Transplanting to Larger Pots
Re-potting - Fill 4" pots with dampened potting soil and label each. Apply a faint amount of fertilizer or compost being careful that fertilizer doesn't touch the plant. Place them out of direct sunlight for a few hours during the day for seven days. This will acclimatize them to the full strength of the sun for their lifespan outdoors. White or light color spots on the leaves may indicate an over-exposure to the sun.
Tomato plant stems are stronger when they've been re-potted three or four times before transplanted outdoors.
Acclimating - This procedure allows the plants to adapt to the outdoors a little at a time. Begin one to two weeks before transplanting into the garden. Transfer them outside on a shady day in an area where it is not windy for one or two hours, then return them indoors. Repeat when your schedule permits adding an hour each day.
Be gentle with the stems and roots, the leaves are not as important because they can grow back. Touching tomato leaves when they are wet increases the risk of mold. A good soak from the bottom of the pots for ten minutes once a week as mentioned above, will keep water off the seedlings.
Garden plan - Outline a sketch on paper of the locations for each plant, flower and vegetable. Consider whether you need a trellis or chain-link fence for vines such as peas and squash, and stakes for tomato and cucumber. Refer to the seed packs for sun, shade and water recommendations. The companion planting method helps the soil retain nutrients and keeps pests to a minimum.
Turn or loosen the soil eight to ten inches deep. Add fertilizer according to what is suggested on the seed packs and level the soil with a garden rake. Spread a thin layer of either compost or topsoil over the top.

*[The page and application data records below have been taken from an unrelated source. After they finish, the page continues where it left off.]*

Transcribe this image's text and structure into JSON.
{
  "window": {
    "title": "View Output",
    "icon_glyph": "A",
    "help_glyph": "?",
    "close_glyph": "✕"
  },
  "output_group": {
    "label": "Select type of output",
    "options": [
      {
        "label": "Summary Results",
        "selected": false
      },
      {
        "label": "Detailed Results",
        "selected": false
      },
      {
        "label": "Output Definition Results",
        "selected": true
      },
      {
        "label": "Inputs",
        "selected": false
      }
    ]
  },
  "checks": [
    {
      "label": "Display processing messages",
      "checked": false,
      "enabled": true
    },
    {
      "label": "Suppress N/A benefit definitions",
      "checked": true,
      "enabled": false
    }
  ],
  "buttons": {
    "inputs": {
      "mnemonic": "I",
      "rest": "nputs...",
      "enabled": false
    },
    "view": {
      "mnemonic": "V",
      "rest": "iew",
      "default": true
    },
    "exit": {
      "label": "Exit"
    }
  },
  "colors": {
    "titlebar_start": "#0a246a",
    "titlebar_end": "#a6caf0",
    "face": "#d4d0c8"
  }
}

If time permits, allow two or three days for the micro-organisms to mingle and settle.
Transplant to the Garden
The forecast for the last frost in the region where you live can be obtained by an Internet search. If you drew up a diagram, refer to it as a guide and transplant accordingly. Plant deep enough to cover all the roots then give the soil a good watering. Some seedlings may droop a bit at first, but they usually perk back within a few days. Coffee adds calcium and other nutrients to the soil. If you drink coffee and have some left, you may wish to water some plants with it after it cools.
Vegetable Guide for When to Sow Seeds

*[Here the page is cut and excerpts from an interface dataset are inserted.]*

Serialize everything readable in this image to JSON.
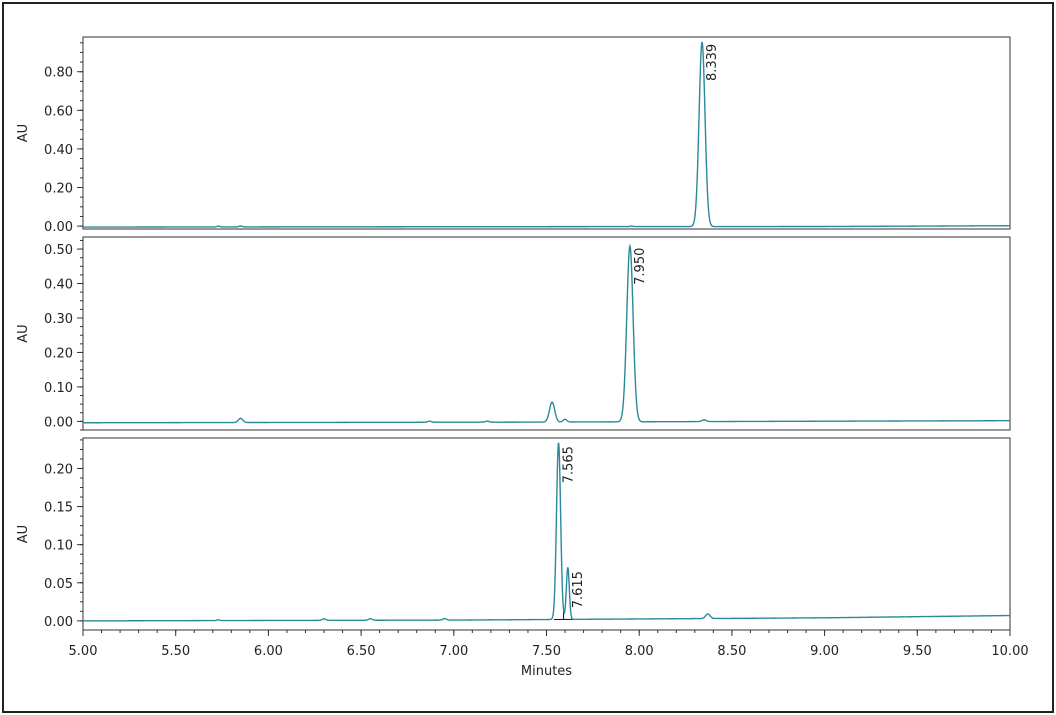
{
  "chart_data": [
    {
      "type": "line",
      "ylabel": "AU",
      "xlim": [
        5.0,
        10.0
      ],
      "ylim": [
        -0.015,
        0.98
      ],
      "yticks": [
        "0.00",
        "0.20",
        "0.40",
        "0.60",
        "0.80"
      ],
      "ytick_values": [
        0.0,
        0.2,
        0.4,
        0.6,
        0.8
      ],
      "color": "#2a8a9a",
      "baseline": [
        [
          5.0,
          -0.005
        ],
        [
          7.0,
          -0.003
        ],
        [
          9.0,
          -0.002
        ],
        [
          9.5,
          0.0
        ],
        [
          10.0,
          0.002
        ]
      ],
      "peaks": [
        {
          "rt": 5.73,
          "height": 0.004,
          "sigma": 0.008
        },
        {
          "rt": 5.85,
          "height": 0.005,
          "sigma": 0.008
        },
        {
          "rt": 7.96,
          "height": 0.003,
          "sigma": 0.008
        },
        {
          "rt": 8.339,
          "height": 0.955,
          "sigma": 0.016
        }
      ],
      "labels": [
        {
          "text": "8.339",
          "x": 8.339,
          "y": 0.955
        }
      ]
    },
    {
      "type": "line",
      "ylabel": "AU",
      "xlim": [
        5.0,
        10.0
      ],
      "ylim": [
        -0.025,
        0.535
      ],
      "yticks": [
        "0.00",
        "0.10",
        "0.20",
        "0.30",
        "0.40",
        "0.50"
      ],
      "ytick_values": [
        0.0,
        0.1,
        0.2,
        0.3,
        0.4,
        0.5
      ],
      "color": "#2a8a9a",
      "baseline": [
        [
          5.0,
          -0.004
        ],
        [
          7.5,
          -0.002
        ],
        [
          9.3,
          0.001
        ],
        [
          10.0,
          0.002
        ]
      ],
      "peaks": [
        {
          "rt": 5.85,
          "height": 0.012,
          "sigma": 0.012
        },
        {
          "rt": 6.87,
          "height": 0.003,
          "sigma": 0.01
        },
        {
          "rt": 7.18,
          "height": 0.003,
          "sigma": 0.01
        },
        {
          "rt": 7.53,
          "height": 0.058,
          "sigma": 0.014
        },
        {
          "rt": 7.6,
          "height": 0.008,
          "sigma": 0.01
        },
        {
          "rt": 7.95,
          "height": 0.51,
          "sigma": 0.017
        },
        {
          "rt": 8.35,
          "height": 0.005,
          "sigma": 0.012
        }
      ],
      "labels": [
        {
          "text": "7.950",
          "x": 7.95,
          "y": 0.51
        }
      ]
    },
    {
      "type": "line",
      "ylabel": "AU",
      "xlabel": "Minutes",
      "xlim": [
        5.0,
        10.0
      ],
      "xticks": [
        "5.00",
        "5.50",
        "6.00",
        "6.50",
        "7.00",
        "7.50",
        "8.00",
        "8.50",
        "9.00",
        "9.50",
        "10.00"
      ],
      "xtick_values": [
        5.0,
        5.5,
        6.0,
        6.5,
        7.0,
        7.5,
        8.0,
        8.5,
        9.0,
        9.5,
        10.0
      ],
      "ylim": [
        -0.012,
        0.24
      ],
      "yticks": [
        "0.00",
        "0.05",
        "0.10",
        "0.15",
        "0.20"
      ],
      "ytick_values": [
        0.0,
        0.05,
        0.1,
        0.15,
        0.2
      ],
      "color": "#2a8a9a",
      "baseline": [
        [
          5.0,
          0.0
        ],
        [
          7.0,
          0.001
        ],
        [
          9.0,
          0.004
        ],
        [
          10.0,
          0.007
        ]
      ],
      "peaks": [
        {
          "rt": 5.73,
          "height": 0.001,
          "sigma": 0.008
        },
        {
          "rt": 6.3,
          "height": 0.002,
          "sigma": 0.01
        },
        {
          "rt": 6.55,
          "height": 0.002,
          "sigma": 0.01
        },
        {
          "rt": 6.95,
          "height": 0.002,
          "sigma": 0.01
        },
        {
          "rt": 7.565,
          "height": 0.232,
          "sigma": 0.011
        },
        {
          "rt": 7.615,
          "height": 0.068,
          "sigma": 0.008
        },
        {
          "rt": 8.37,
          "height": 0.006,
          "sigma": 0.012
        }
      ],
      "labels": [
        {
          "text": "7.565",
          "x": 7.565,
          "y": 0.232
        },
        {
          "text": "7.615",
          "x": 7.615,
          "y": 0.068
        }
      ],
      "baseline_drop": {
        "from": 7.54,
        "to": 7.64,
        "split_at": 7.592
      }
    }
  ]
}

Indoor six to eight weeks before the last frost:
Cabbage, broccoli, cauliflower, peppers, parsley, onion, celery, chives and artichokes.
Start eggplant in a 4" pot only because they don't transplant well; also direct-seed eggplant outdoors in late March.

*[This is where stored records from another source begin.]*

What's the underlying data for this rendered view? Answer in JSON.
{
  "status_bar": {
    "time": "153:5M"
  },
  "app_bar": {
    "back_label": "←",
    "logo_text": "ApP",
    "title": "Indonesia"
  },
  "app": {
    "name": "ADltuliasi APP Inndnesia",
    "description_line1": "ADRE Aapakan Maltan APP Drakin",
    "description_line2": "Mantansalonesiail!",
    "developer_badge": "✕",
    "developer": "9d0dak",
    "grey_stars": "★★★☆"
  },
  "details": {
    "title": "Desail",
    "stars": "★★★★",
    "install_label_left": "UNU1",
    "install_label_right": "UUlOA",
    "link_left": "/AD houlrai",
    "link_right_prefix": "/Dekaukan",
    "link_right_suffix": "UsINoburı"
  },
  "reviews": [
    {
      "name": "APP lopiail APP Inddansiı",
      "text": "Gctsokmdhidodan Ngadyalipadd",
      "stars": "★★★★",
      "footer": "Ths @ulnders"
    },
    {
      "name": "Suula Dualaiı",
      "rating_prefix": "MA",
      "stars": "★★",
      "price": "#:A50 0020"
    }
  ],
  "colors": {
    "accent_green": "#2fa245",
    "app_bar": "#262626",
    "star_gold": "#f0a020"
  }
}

Indoors four weeks before the last frost:
Tomato seeds generally grow fast and grow the most in temperatures of 68 to 78 degrees Fahrenheit. Re-potting three to five times before transplanting makes the stems stronger.
Cucumbers, melons, squash, pumpkin, and okra.
Outdoor direct-seed in February and March:
Peas, carrots, spinach, potatoes, summer turnips, beets, onion sets and radish.
Outdoor direct-seed in April:
Lettuce and Swiss chard.
Outdoor direct-seed after date of last frost:
Beans, corn and watermelon, cucumber, squash, pumpkin and okra.
To maintain a sense of ecological harmony in your garden, it is helpful to include Marigolds and various flowers and herbs in with vegetable plants. This has to do with companion planting which is to grow certain plants next to others that assists in their growth.
Growing a vegetable garden is a learning process, so allow yourself room for trial and error. Getting an early start expands the growing season allowing time for more plants to grow. Growing your own food is a healthy, economical and rewarding experience.